Items from an interface collection:
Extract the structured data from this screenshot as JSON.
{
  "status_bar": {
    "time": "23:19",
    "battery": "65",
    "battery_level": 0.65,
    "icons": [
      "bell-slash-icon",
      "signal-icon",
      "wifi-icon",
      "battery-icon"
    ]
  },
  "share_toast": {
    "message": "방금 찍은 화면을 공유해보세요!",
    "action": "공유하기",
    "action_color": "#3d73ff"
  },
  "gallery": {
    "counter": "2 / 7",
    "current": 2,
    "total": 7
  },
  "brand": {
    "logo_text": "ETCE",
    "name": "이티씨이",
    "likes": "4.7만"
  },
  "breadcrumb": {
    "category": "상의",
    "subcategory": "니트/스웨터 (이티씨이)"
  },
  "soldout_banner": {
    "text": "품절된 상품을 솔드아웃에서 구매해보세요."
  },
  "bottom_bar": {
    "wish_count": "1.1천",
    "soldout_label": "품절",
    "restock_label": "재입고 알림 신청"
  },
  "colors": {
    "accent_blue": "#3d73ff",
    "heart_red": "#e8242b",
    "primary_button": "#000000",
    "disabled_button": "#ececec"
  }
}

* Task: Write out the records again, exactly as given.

* Response below:
Extract the structured data from this screenshot as JSON.
{
  "status_bar": {
    "time": "23:19",
    "battery": "65",
    "battery_level": 0.65,
    "icons": [
      "bell-slash-icon",
      "signal-icon",
      "wifi-icon",
      "battery-icon"
    ]
  },
  "share_toast": {
    "message": "방금 찍은 화면을 공유해보세요!",
    "action": "공유하기",
    "action_color": "#3d73ff"
  },
  "gallery": {
    "counter": "2 / 7",
    "current": 2,
    "total": 7
  },
  "brand": {
    "logo_text": "ETCE",
    "name": "이티씨이",
    "likes": "4.7만"
  },
  "breadcrumb": {
    "category": "상의",
    "subcategory": "니트/스웨터 (이티씨이)"
  },
  "soldout_banner": {
    "text": "품절된 상품을 솔드아웃에서 구매해보세요."
  },
  "bottom_bar": {
    "wish_count": "1.1천",
    "soldout_label": "품절",
    "restock_label": "재입고 알림 신청"
  },
  "colors": {
    "accent_blue": "#3d73ff",
    "heart_red": "#e8242b",
    "primary_button": "#000000",
    "disabled_button": "#ececec"
  }
}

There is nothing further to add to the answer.